:: TO DO ::
Where a line in the records holds "JSON", count it once; return only the final number.

:: SUPPLIED INFORMATION ::
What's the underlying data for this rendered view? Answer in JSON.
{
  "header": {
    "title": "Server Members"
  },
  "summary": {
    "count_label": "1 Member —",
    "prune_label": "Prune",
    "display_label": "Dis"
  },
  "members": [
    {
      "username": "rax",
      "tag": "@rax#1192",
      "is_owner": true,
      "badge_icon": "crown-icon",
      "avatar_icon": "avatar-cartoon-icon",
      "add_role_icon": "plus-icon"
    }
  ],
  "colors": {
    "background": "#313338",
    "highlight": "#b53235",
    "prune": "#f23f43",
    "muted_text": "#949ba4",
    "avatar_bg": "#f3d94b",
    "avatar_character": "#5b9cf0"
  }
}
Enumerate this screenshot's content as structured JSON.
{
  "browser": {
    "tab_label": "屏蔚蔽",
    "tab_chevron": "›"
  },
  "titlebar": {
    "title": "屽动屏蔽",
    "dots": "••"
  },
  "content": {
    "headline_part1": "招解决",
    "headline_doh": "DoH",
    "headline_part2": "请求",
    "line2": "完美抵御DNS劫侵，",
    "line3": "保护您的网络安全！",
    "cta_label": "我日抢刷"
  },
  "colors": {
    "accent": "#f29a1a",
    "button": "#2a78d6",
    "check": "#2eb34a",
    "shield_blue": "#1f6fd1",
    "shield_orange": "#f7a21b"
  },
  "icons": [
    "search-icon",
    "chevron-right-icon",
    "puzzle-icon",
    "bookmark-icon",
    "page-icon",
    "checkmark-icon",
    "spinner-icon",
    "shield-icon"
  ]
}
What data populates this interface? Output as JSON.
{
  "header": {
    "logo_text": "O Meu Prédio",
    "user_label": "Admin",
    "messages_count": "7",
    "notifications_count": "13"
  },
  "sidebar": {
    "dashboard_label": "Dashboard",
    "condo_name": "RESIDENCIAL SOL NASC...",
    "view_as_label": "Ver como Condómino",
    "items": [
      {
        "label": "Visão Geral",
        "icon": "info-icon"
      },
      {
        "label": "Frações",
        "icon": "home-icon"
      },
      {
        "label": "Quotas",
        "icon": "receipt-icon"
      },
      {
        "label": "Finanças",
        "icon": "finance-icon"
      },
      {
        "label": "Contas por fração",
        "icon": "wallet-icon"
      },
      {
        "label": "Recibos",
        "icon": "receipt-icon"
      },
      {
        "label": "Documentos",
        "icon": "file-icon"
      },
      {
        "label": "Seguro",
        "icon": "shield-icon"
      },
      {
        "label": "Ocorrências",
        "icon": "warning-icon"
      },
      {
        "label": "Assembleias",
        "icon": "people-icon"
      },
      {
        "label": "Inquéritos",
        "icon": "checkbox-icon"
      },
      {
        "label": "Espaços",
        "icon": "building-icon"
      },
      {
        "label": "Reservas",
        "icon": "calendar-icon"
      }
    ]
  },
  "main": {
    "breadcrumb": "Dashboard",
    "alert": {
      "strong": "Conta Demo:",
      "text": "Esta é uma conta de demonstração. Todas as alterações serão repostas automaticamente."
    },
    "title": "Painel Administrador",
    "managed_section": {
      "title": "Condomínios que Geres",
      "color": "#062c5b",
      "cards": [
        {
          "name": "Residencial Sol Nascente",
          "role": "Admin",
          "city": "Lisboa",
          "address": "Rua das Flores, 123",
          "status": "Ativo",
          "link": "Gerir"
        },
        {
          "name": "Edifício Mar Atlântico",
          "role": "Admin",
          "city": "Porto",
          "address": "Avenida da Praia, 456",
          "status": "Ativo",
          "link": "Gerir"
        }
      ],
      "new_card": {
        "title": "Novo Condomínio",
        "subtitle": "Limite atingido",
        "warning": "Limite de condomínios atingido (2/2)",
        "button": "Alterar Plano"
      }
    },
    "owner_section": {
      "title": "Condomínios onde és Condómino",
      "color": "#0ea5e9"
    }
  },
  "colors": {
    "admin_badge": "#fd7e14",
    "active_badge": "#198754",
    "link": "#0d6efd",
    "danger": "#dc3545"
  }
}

:: OUTPUT FOR THIS EXERCISE ::
3